:: Data extract ::

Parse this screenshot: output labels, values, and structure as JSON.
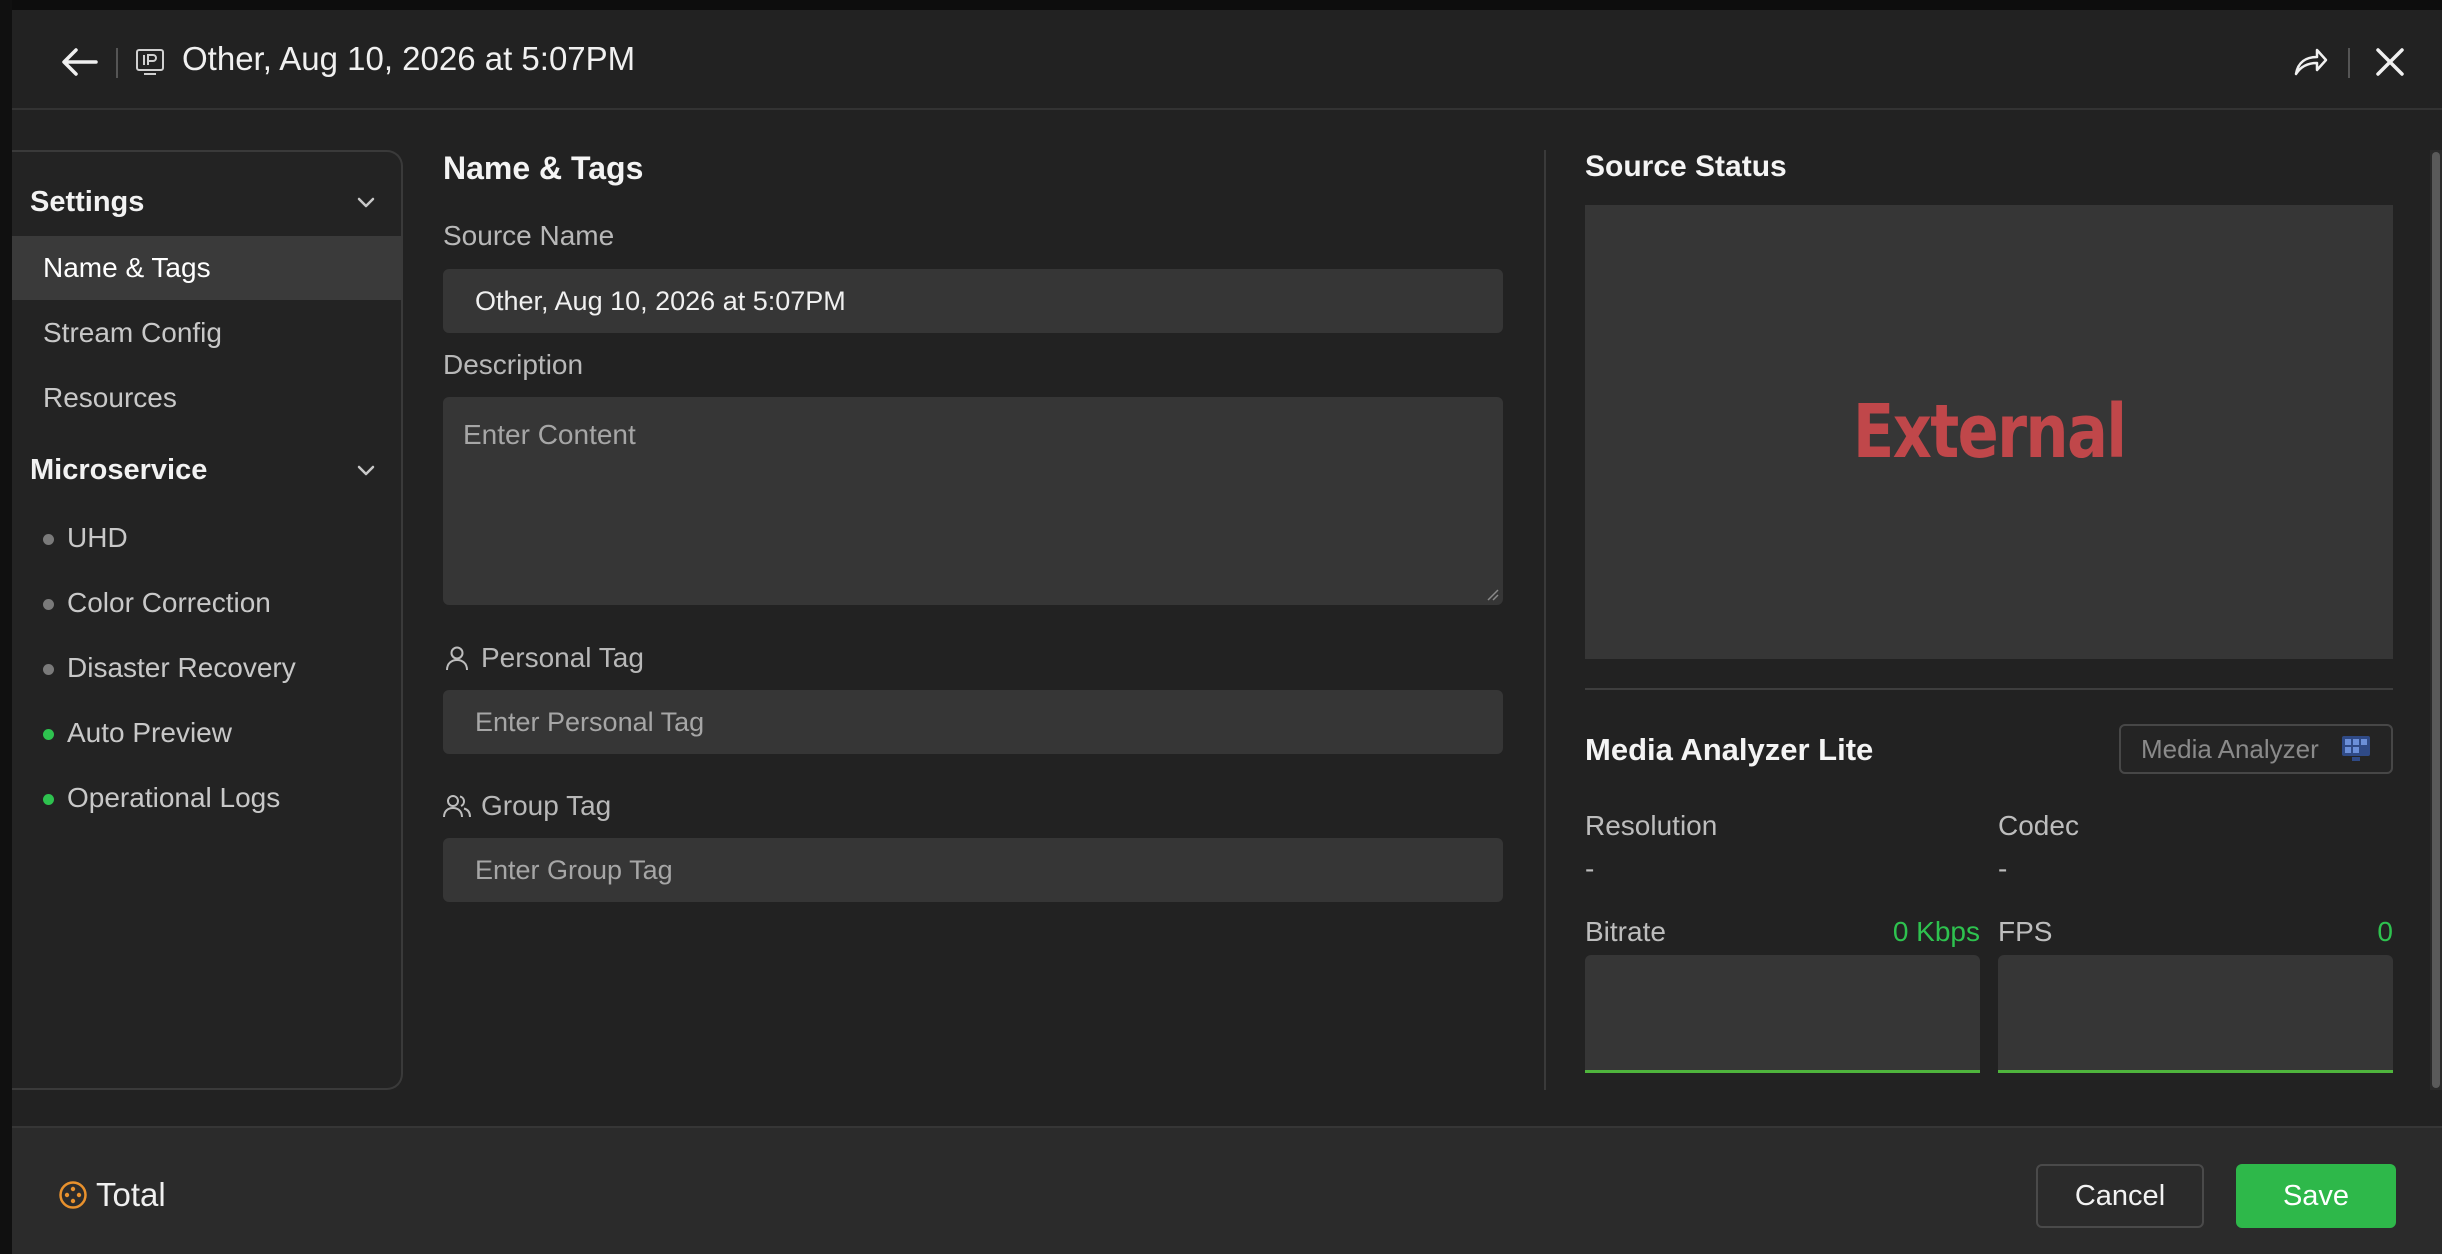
{
  "header": {
    "title": "Other, Aug 10, 2026 at 5:07PM",
    "back_icon": "arrow-left-icon",
    "source_type_icon": "ip-source-icon",
    "share_icon": "share-icon",
    "close_icon": "close-icon"
  },
  "sidebar": {
    "sections": [
      {
        "label": "Settings",
        "items": [
          "Name & Tags",
          "Stream Config",
          "Resources"
        ]
      },
      {
        "label": "Microservice",
        "items": [
          {
            "label": "UHD",
            "status": "inactive"
          },
          {
            "label": "Color Correction",
            "status": "inactive"
          },
          {
            "label": "Disaster Recovery",
            "status": "inactive"
          },
          {
            "label": "Auto Preview",
            "status": "active"
          },
          {
            "label": "Operational Logs",
            "status": "active"
          }
        ]
      }
    ],
    "active_item": "Name & Tags"
  },
  "form": {
    "title": "Name & Tags",
    "source_name_label": "Source Name",
    "source_name_value": "Other, Aug 10, 2026 at 5:07PM",
    "description_label": "Description",
    "description_placeholder": "Enter Content",
    "personal_tag_label": "Personal Tag",
    "personal_tag_placeholder": "Enter Personal Tag",
    "group_tag_label": "Group Tag",
    "group_tag_placeholder": "Enter Group Tag"
  },
  "source_status": {
    "title": "Source Status",
    "preview_text": "External"
  },
  "media_analyzer": {
    "title": "Media Analyzer Lite",
    "button_label": "Media Analyzer",
    "resolution_label": "Resolution",
    "resolution_value": "-",
    "codec_label": "Codec",
    "codec_value": "-",
    "bitrate_label": "Bitrate",
    "bitrate_value": "0 Kbps",
    "fps_label": "FPS",
    "fps_value": "0"
  },
  "footer": {
    "total_label": "Total",
    "cancel_label": "Cancel",
    "save_label": "Save"
  },
  "colors": {
    "accent_green": "#2eb84a",
    "preview_text_red": "#c0474a",
    "footer_icon_orange": "#e8912d",
    "background": "#222222"
  }
}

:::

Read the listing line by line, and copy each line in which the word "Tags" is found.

          "Name & Tags",
    "active_item": "Name & Tags"
    "title": "Name & Tags",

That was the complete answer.